The English word "baker" originated from an old Anglo-Saxon word which meant to dry by heat, a term used as much for making bread as making bricks. "Baker" is used to translate the Hebrew word of the Scriptures, pronounced aw-faw, which meant to bake.
"Pharaoh was wroth against two of his officers, against the chief of the butlers, and against the chief of the bakers"
After Joseph had been sold into Egyptian slavery by his jealous brothers (see Joseph's Coat Of Jealousy), his situation seemed to get even worse when he was thrown into prison because of a false accusation made by his master's wife (see Joseph Into Goshen). But with the help of the LORD (see 'Before Abraham Was, I AM'), Joseph's contact with two other prisoners would be the means for him to be brought to the attention of the Pharaoh - and for him to rise to become the Pharaoh's Prime Minister.
"40:1 And it came to pass after these things, that the butler of the king of Egypt [see also The Ancient Egyptians] and his baker had offended their lord the king of Egypt. 40:2 And Pharaoh was wroth against two of his officers, against the chief of the butlers, and against the chief of the bakers. 40:3 And he put them in ward in the house of the captain of the guard, into the prison, the place where Joseph was bound. 40:4 And the captain of the guard charged Joseph with them, and he served them: and they continued a season in ward.
The prophetic dreams that the butler and baker were given to have, by the LORD, would be interpretted by Joseph, as given to him by the LORD i.e. "Joseph said unto them, Do not interpretations belong to God?"
"40:6 And Joseph came in unto them in the morning, and looked upon them, and, behold, they were sad. 40:7 And he asked Pharaoh's officers that were with him in the ward of his lord's house, saying, Wherefore look ye so sadly to day?
The dreams would have two very different outcomes. The butler would be exonerated.

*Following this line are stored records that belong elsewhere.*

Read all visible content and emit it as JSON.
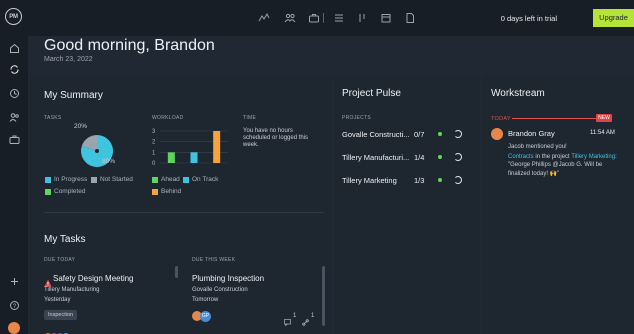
{
  "app": {
    "logo_text": "PM",
    "trial_text": "0 days left in trial",
    "upgrade_label": "Upgrade",
    "colors": {
      "accent": "#b5e33a",
      "teal": "#3fc4e0",
      "gray": "#9aa3ae",
      "green": "#5fd45f",
      "orange": "#f5a33c",
      "red": "#e04545"
    }
  },
  "toolbar_icons": [
    "activity-icon",
    "team-icon",
    "briefcase-icon",
    "list-icon",
    "filter-icon",
    "calendar-icon",
    "file-icon"
  ],
  "sidebar_icons": [
    "home-icon",
    "sync-icon",
    "clock-icon",
    "people-icon",
    "briefcase-icon",
    "plus-icon",
    "help-icon"
  ],
  "header": {
    "greeting": "Good morning, Brandon",
    "date": "March 23, 2022"
  },
  "summary": {
    "title": "My Summary",
    "tasks_label": "TASKS",
    "workload_label": "WORKLOAD",
    "time_label": "TIME",
    "time_text": "You have no hours scheduled or logged this week.",
    "legend_tasks": [
      "In Progress",
      "Not Started",
      "Completed"
    ],
    "legend_workload": [
      "Ahead",
      "On Track",
      "Behind"
    ],
    "chart_data": {
      "tasks_pie": {
        "type": "pie",
        "slices": [
          {
            "label": "In Progress",
            "percent": 80,
            "color": "#3fc4e0"
          },
          {
            "label": "Not Started",
            "percent": 20,
            "color": "#9aa3ae"
          }
        ],
        "labels": [
          "20%",
          "80%"
        ]
      },
      "workload_bar": {
        "type": "bar",
        "categories": [
          "Ahead",
          "On Track",
          "Behind"
        ],
        "values": [
          1,
          1,
          3
        ],
        "colors": [
          "#5fd45f",
          "#3fc4e0",
          "#f5a33c"
        ],
        "ylim": [
          0,
          3
        ],
        "ticks": [
          "3",
          "2",
          "1",
          "0"
        ]
      }
    }
  },
  "tasks": {
    "title": "My Tasks",
    "due_today_label": "DUE TODAY",
    "due_week_label": "DUE THIS WEEK",
    "today": {
      "title": "Safety Design Meeting",
      "project": "Tillery Manufacturing",
      "due": "Yesterday",
      "tag": "Inspection"
    },
    "week": {
      "title": "Plumbing Inspection",
      "project": "Govalle Construction",
      "due": "Tomorrow",
      "avatar_initials": "GP",
      "comments": "1",
      "links": "1"
    }
  },
  "pulse": {
    "title": "Project Pulse",
    "projects_label": "PROJECTS",
    "rows": [
      {
        "name": "Govalle Constructi...",
        "count": "0/7"
      },
      {
        "name": "Tillery Manufacturi...",
        "count": "1/4"
      },
      {
        "name": "Tillery Marketing",
        "count": "1/3"
      }
    ]
  },
  "stream": {
    "title": "Workstream",
    "today_label": "TODAY",
    "new_badge": "NEW",
    "user": "Brandon Gray",
    "time": "11:54 AM",
    "mention": "Jacob mentioned you!",
    "body_link1": "Contracts",
    "body_mid": " in the project ",
    "body_link2": "Tillery Marketing",
    "body_rest": ": \"George Phillips @Jacob G. Will be finalized today! 🙌\""
  }
}
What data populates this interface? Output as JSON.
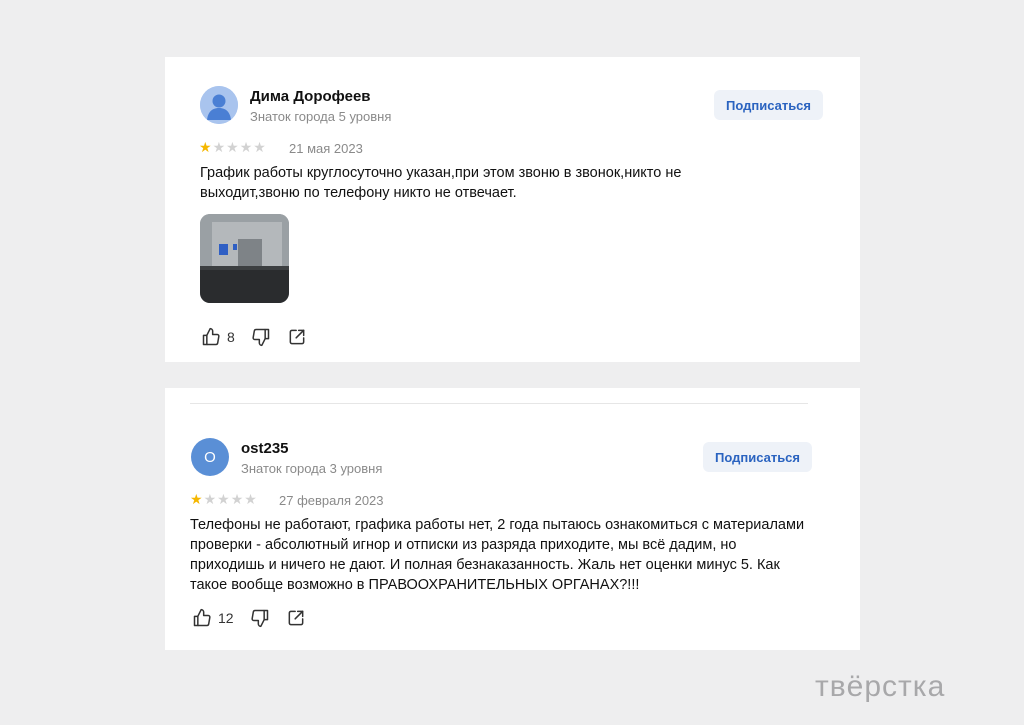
{
  "reviews": [
    {
      "author": "Дима Дорофеев",
      "level": "Знаток города 5 уровня",
      "subscribe_label": "Подписаться",
      "rating": 1,
      "date": "21 мая 2023",
      "text": "График работы круглосуточно указан,при этом звоню в звонок,никто не выходит,звоню по телефону никто не отвечает.",
      "likes": "8"
    },
    {
      "author": "ost235",
      "avatar_letter": "O",
      "level": "Знаток города 3 уровня",
      "subscribe_label": "Подписаться",
      "rating": 1,
      "date": "27 февраля 2023",
      "text": "Телефоны не работают, графика работы нет, 2 года пытаюсь ознакомиться с материалами проверки - абсолютный игнор и отписки из разряда приходите, мы всё дадим, но приходишь и ничего не дают. И полная безнаказанность. Жаль нет оценки минус 5. Как такое вообще возможно в ПРАВООХРАНИТЕЛЬНЫХ ОРГАНАХ?!!!",
      "likes": "12"
    }
  ],
  "watermark": "твёрстка",
  "colors": {
    "star": "#f5b700",
    "accent": "#2a63c0",
    "button_bg": "#eef2f8"
  },
  "icons": [
    "user-avatar-icon",
    "star-icon",
    "thumbs-up-icon",
    "thumbs-down-icon",
    "share-icon"
  ]
}
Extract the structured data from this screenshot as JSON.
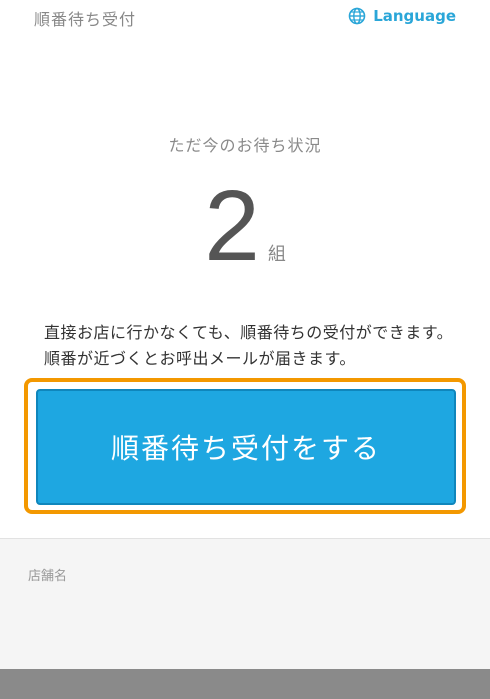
{
  "header": {
    "title": "順番待ち受付",
    "language_label": "Language"
  },
  "status": {
    "label": "ただ今のお待ち状況",
    "count": "2",
    "unit": "組"
  },
  "description": "直接お店に行かなくても、順番待ちの受付ができます。順番が近づくとお呼出メールが届きます。",
  "cta": {
    "label": "順番待ち受付をする"
  },
  "store": {
    "label": "店舗名"
  },
  "colors": {
    "accent": "#1ea7e1",
    "highlight": "#f39800",
    "link": "#2aa6d8"
  },
  "icons": {
    "language": "globe-icon"
  }
}
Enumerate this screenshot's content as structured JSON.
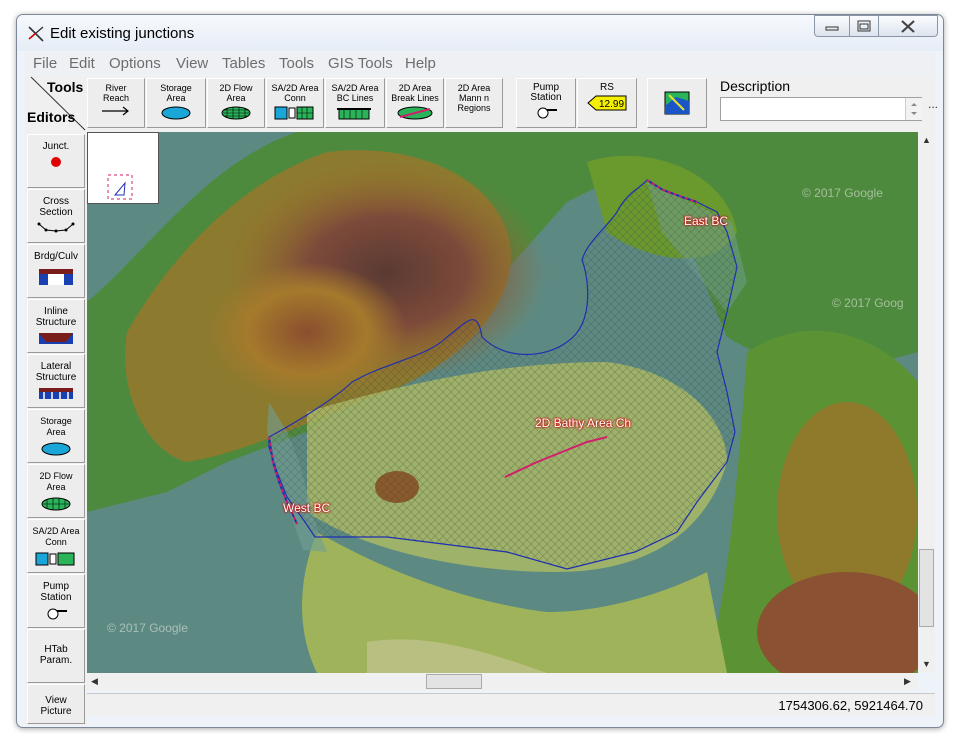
{
  "window": {
    "title": "Edit existing junctions"
  },
  "menu": [
    "File",
    "Edit",
    "Options",
    "View",
    "Tables",
    "Tools",
    "GIS Tools",
    "Help"
  ],
  "toolbar": {
    "tools_label": "Tools",
    "editors_label": "Editors",
    "buttons": [
      {
        "l1": "River",
        "l2": "Reach"
      },
      {
        "l1": "Storage",
        "l2": "Area"
      },
      {
        "l1": "2D Flow",
        "l2": "Area"
      },
      {
        "l1": "SA/2D Area",
        "l2": "Conn"
      },
      {
        "l1": "SA/2D Area",
        "l2": "BC Lines"
      },
      {
        "l1": "2D Area",
        "l2": "Break Lines"
      },
      {
        "l1": "2D Area",
        "l2": "Mann n",
        "l3": "Regions"
      },
      {
        "l1": "Pump",
        "l2": "Station"
      },
      {
        "l1": "RS",
        "l2": "12.99"
      }
    ],
    "description_label": "Description",
    "description_value": "",
    "more_label": "..."
  },
  "sidebar": [
    {
      "l1": "Junct."
    },
    {
      "l1": "Cross",
      "l2": "Section"
    },
    {
      "l1": "Brdg/Culv"
    },
    {
      "l1": "Inline",
      "l2": "Structure"
    },
    {
      "l1": "Lateral",
      "l2": "Structure"
    },
    {
      "l1": "Storage",
      "l2": "Area"
    },
    {
      "l1": "2D Flow",
      "l2": "Area"
    },
    {
      "l1": "SA/2D Area",
      "l2": "Conn"
    },
    {
      "l1": "Pump",
      "l2": "Station"
    },
    {
      "l1": "HTab",
      "l2": "Param."
    },
    {
      "l1": "View",
      "l2": "Picture"
    }
  ],
  "map": {
    "labels": {
      "east_bc": "East BC",
      "west_bc": "West BC",
      "bathy_channel": "2D Bathy Area Ch"
    },
    "watermarks": [
      "© 2017 Google",
      "© 2017 Goog",
      "© 2017 Google"
    ],
    "colors": {
      "boundary": "#1f2fb0",
      "bc_line": "#d0206a",
      "label_halo": "#cc0000"
    }
  },
  "status": {
    "coordinates": "1754306.62, 5921464.70"
  }
}
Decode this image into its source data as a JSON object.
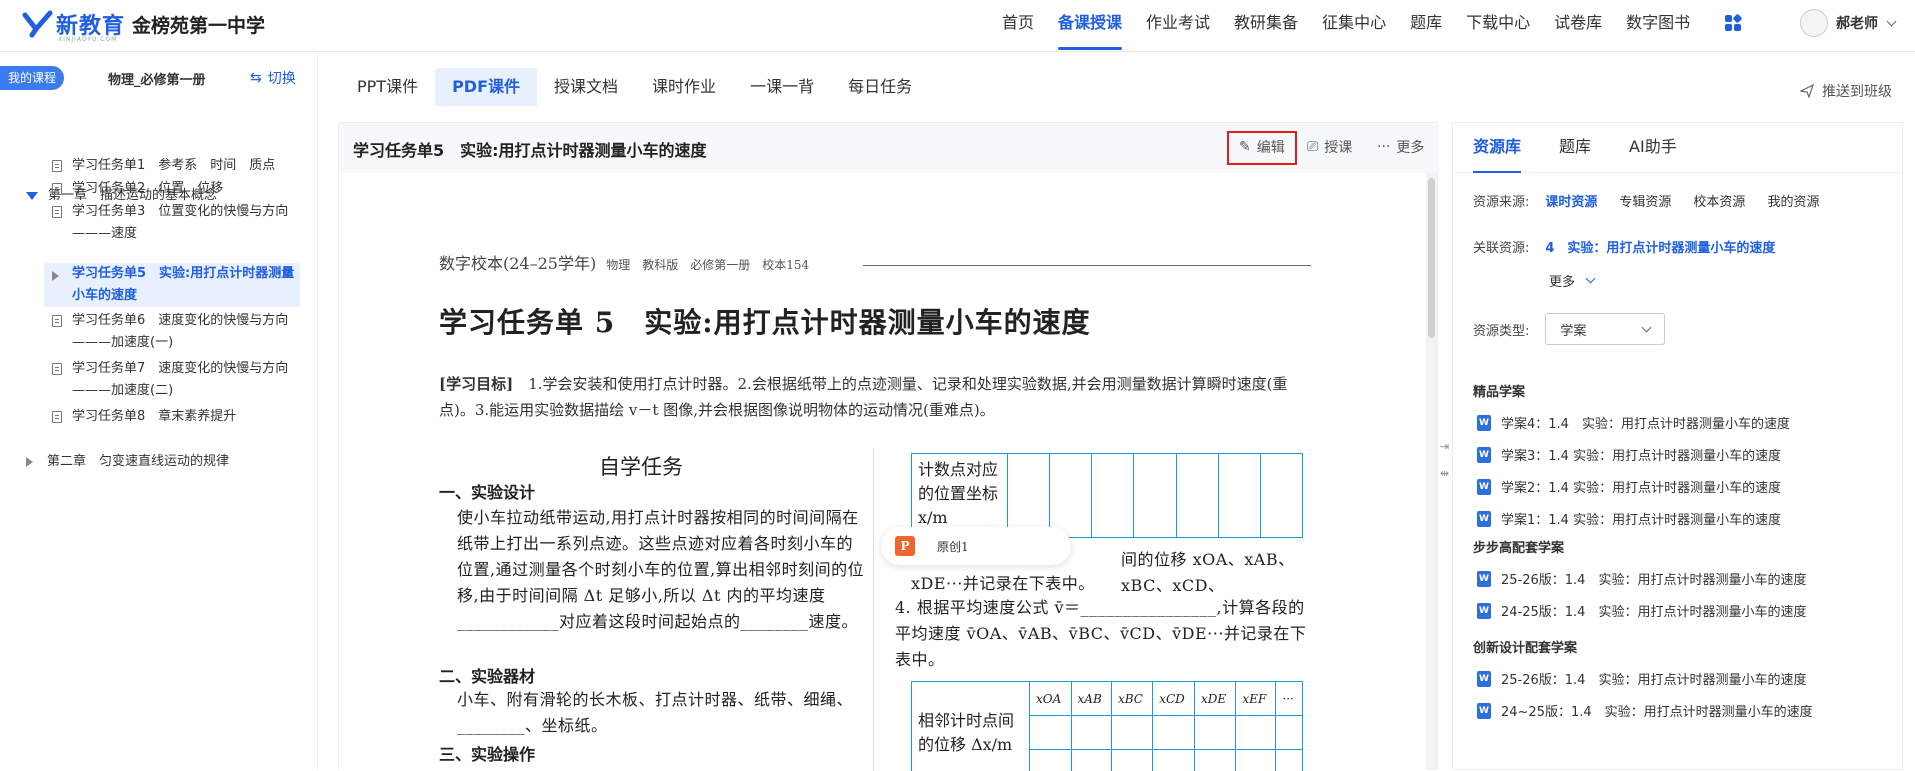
{
  "header": {
    "logo_text": "新教育",
    "logo_sub": "XINJIAOYU.COM",
    "school": "金榜苑第一中学",
    "nav": [
      "首页",
      "备课授课",
      "作业考试",
      "教研集备",
      "征集中心",
      "题库",
      "下载中心",
      "试卷库",
      "数字图书"
    ],
    "nav_active": "备课授课",
    "user_name": "郝老师"
  },
  "sidebar": {
    "tag": "我的课程",
    "course": "物理_必修第一册",
    "switch": "切换",
    "chapter1": "第一章　描述运动的基本概念",
    "tasks": [
      {
        "label": "学习任务单1　参考系　时间　质点"
      },
      {
        "label": "学习任务单2　位置　位移"
      },
      {
        "label": "学习任务单3　位置变化的快慢与方向———速度"
      },
      {
        "label": "学习任务单5　实验:用打点计时器测量小车的速度"
      },
      {
        "label": "学习任务单6　速度变化的快慢与方向———加速度(一)"
      },
      {
        "label": "学习任务单7　速度变化的快慢与方向———加速度(二)"
      },
      {
        "label": "学习任务单8　章末素养提升"
      }
    ],
    "active_more": "···",
    "chapter2": "第二章　匀变速直线运动的规律"
  },
  "tabs": [
    "PPT课件",
    "PDF课件",
    "授课文档",
    "课时作业",
    "一课一背",
    "每日任务"
  ],
  "push": "推送到班级",
  "viewer": {
    "title": "学习任务单5　实验:用打点计时器测量小车的速度",
    "edit": "编辑",
    "teach": "授课",
    "more": "更多",
    "float_label": "原创1"
  },
  "doc": {
    "header": "数字校本(24–25学年)",
    "header_small": "物理　教科版　必修第一册　校本154",
    "title": "学习任务单 5　实验:用打点计时器测量小车的速度",
    "goal_tag": "[学习目标]",
    "goal_text": "　1.学会安装和使用打点计时器。2.会根据纸带上的点迹测量、记录和处理实验数据,并会用测量数据计算瞬时速度(重点)。3.能运用实验数据描绘 v－t 图像,并会根据图像说明物体的运动情况(重难点)。",
    "self_study": "自学任务",
    "sec1": "一、实验设计",
    "para1": "使小车拉动纸带运动,用打点计时器按相同的时间间隔在纸带上打出一系列点迹。这些点迹对应着各时刻小车的位置,通过测量各个时刻小车的位置,算出相邻时刻间的位移,由于时间间隔 Δt 足够小,所以 Δt 内的平均速度____________对应着这段时间起始点的________速度。",
    "sec2": "二、实验器材",
    "para2": "小车、附有滑轮的长木板、打点计时器、纸带、细绳、________、坐标纸。",
    "sec3": "三、实验操作",
    "table1_head": "计数点对应的位置坐标 x/m",
    "r_text1": "间的位移 xOA、xAB、xBC、xCD、",
    "r_text2": "xDE···并记录在下表中。",
    "r_text3": "4. 根据平均速度公式 v̄＝________________,计算各段的平均速度 v̄OA、v̄AB、v̄BC、v̄CD、v̄DE···并记录在下表中。",
    "table2_head": "相邻计时点间的位移 Δx/m",
    "table2_cols": [
      "xOA",
      "xAB",
      "xBC",
      "xCD",
      "xDE",
      "xEF",
      "···"
    ]
  },
  "right": {
    "tabs": [
      "资源库",
      "题库",
      "AI助手"
    ],
    "source_label": "资源来源:",
    "sources": [
      "课时资源",
      "专辑资源",
      "校本资源",
      "我的资源"
    ],
    "related_label": "关联资源:",
    "related_value": "4　实验：用打点计时器测量小车的速度",
    "more": "更多",
    "type_label": "资源类型:",
    "type_value": "学案",
    "groups": [
      {
        "title": "精品学案",
        "items": [
          "学案4：1.4　实验：用打点计时器测量小车的速度",
          "学案3：1.4 实验：用打点计时器测量小车的速度",
          "学案2：1.4 实验：用打点计时器测量小车的速度",
          "学案1：1.4 实验：用打点计时器测量小车的速度"
        ]
      },
      {
        "title": "步步高配套学案",
        "items": [
          "25-26版：1.4　实验：用打点计时器测量小车的速度",
          "24-25版：1.4　实验：用打点计时器测量小车的速度"
        ]
      },
      {
        "title": "创新设计配套学案",
        "items": [
          "25-26版：1.4　实验：用打点计时器测量小车的速度",
          "24~25版：1.4　实验：用打点计时器测量小车的速度"
        ]
      }
    ]
  }
}
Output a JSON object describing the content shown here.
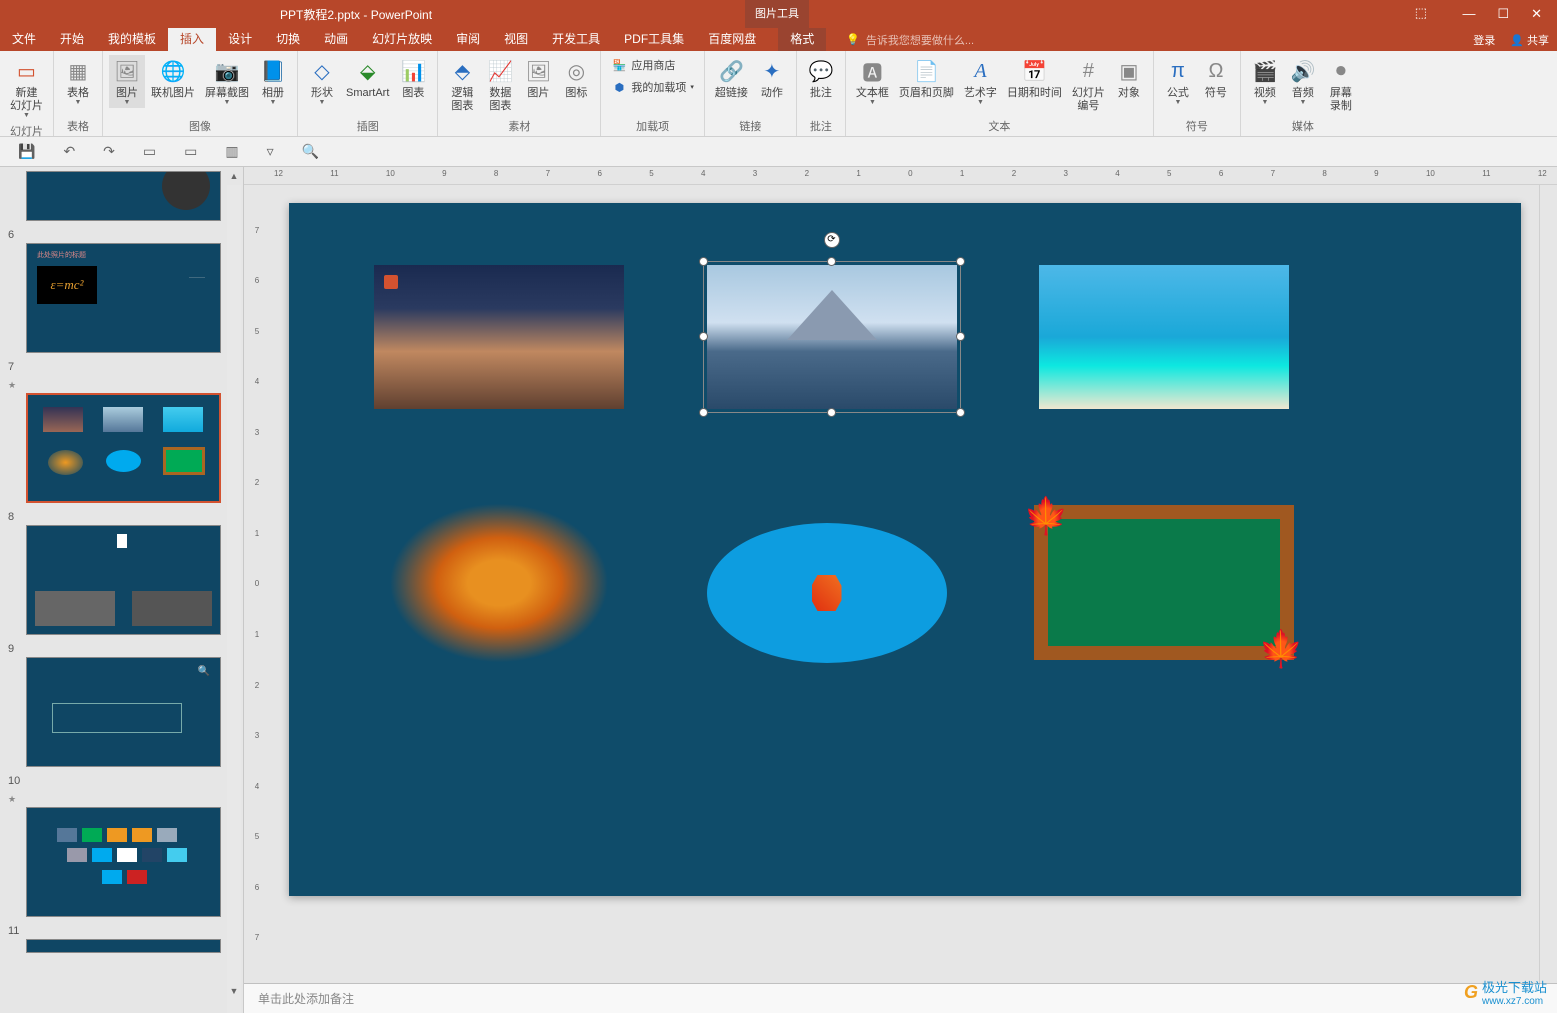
{
  "title": "PPT教程2.pptx - PowerPoint",
  "context_tab_group": "图片工具",
  "context_tab": "格式",
  "window": {
    "login": "登录",
    "share": "共享"
  },
  "tabs": [
    "文件",
    "开始",
    "我的模板",
    "插入",
    "设计",
    "切换",
    "动画",
    "幻灯片放映",
    "审阅",
    "视图",
    "开发工具",
    "PDF工具集",
    "百度网盘"
  ],
  "active_tab": "插入",
  "tell_me": "告诉我您想要做什么...",
  "ribbon": {
    "g1": {
      "label": "幻灯片",
      "new_slide": "新建\n幻灯片"
    },
    "g2": {
      "label": "表格",
      "table": "表格"
    },
    "g3": {
      "label": "图像",
      "picture": "图片",
      "online_pic": "联机图片",
      "screenshot": "屏幕截图",
      "album": "相册"
    },
    "g4": {
      "label": "插图",
      "shapes": "形状",
      "smartart": "SmartArt",
      "chart": "图表"
    },
    "g5": {
      "label": "素材",
      "logic_chart": "逻辑\n图表",
      "data_chart": "数据\n图表",
      "pic": "图片",
      "icon": "图标"
    },
    "g6": {
      "label": "加载项",
      "store": "应用商店",
      "myaddins": "我的加载项"
    },
    "g7": {
      "label": "链接",
      "hyperlink": "超链接",
      "action": "动作"
    },
    "g8": {
      "label": "批注",
      "comment": "批注"
    },
    "g9": {
      "label": "文本",
      "textbox": "文本框",
      "header": "页眉和页脚",
      "wordart": "艺术字",
      "datetime": "日期和时间",
      "slidenum": "幻灯片\n编号",
      "object": "对象"
    },
    "g10": {
      "label": "符号",
      "equation": "公式",
      "symbol": "符号"
    },
    "g11": {
      "label": "媒体",
      "video": "视频",
      "audio": "音频",
      "screenrec": "屏幕\n录制"
    }
  },
  "thumbs": {
    "s6": {
      "num": "6",
      "title": "此处照片的标题",
      "formula": "ε=mc²"
    },
    "s7": {
      "num": "7"
    },
    "s8": {
      "num": "8"
    },
    "s9": {
      "num": "9"
    },
    "s10": {
      "num": "10"
    },
    "s11": {
      "num": "11"
    }
  },
  "ruler_marks": [
    "12",
    "11",
    "10",
    "9",
    "8",
    "7",
    "6",
    "5",
    "4",
    "3",
    "2",
    "1",
    "0",
    "1",
    "2",
    "3",
    "4",
    "5",
    "6",
    "7",
    "8",
    "9",
    "10",
    "11",
    "12"
  ],
  "ruler_v": [
    "7",
    "6",
    "5",
    "4",
    "3",
    "2",
    "1",
    "0",
    "1",
    "2",
    "3",
    "4",
    "5",
    "6",
    "7"
  ],
  "notes_placeholder": "单击此处添加备注",
  "watermark": {
    "name": "极光下载站",
    "url": "www.xz7.com"
  }
}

"40:9 And the chief butler told his dream to Joseph, and said to him, In my dream, behold, a vine was before me; 40:10 And in the vine were three branches: and it was as though it budded, and her blossoms shot forth; and the clusters thereof brought forth ripe grapes: 40:11 And Pharaoh's cup was in my hand: and I took the grapes, and pressed them into Pharaoh's cup, and I gave the cup into Pharaoh's hand.
The baker, on the other hand, would be executed:
"40:16 When the chief baker saw that the interpretation was good, he said unto Joseph, I also was in my dream, and, behold, I had three white baskets on my head: 40:17 And in the uppermost basket there was of all manner of bakemeats for Pharaoh; and the birds did eat them out of the basket upon my head.
The dreams were fulfilled exactly as Joseph said that they would. Although he failed to mention Joseph to the Pharaoh at that time, Joseph's contact with the Pharaoh's butler would later (two years later) not only result in innocent Joseph's being freed from prison, but would bring about his rise to become the ruler of Egypt, second only to the Pharaoh himself (Genesis chapter 41).
"40:20 And it came to pass the third day, which was Pharaoh's birthday, that he made a feast unto all his servants: and he lifted up the head of the chief butler and of the chief baker among his servants. 40:21 And he restored the chief butler unto his butlership again; and he gave the cup into Pharaoh's hand: 40:22 But he hanged the chief baker [see also Gallows]: as Joseph had interpreted to them.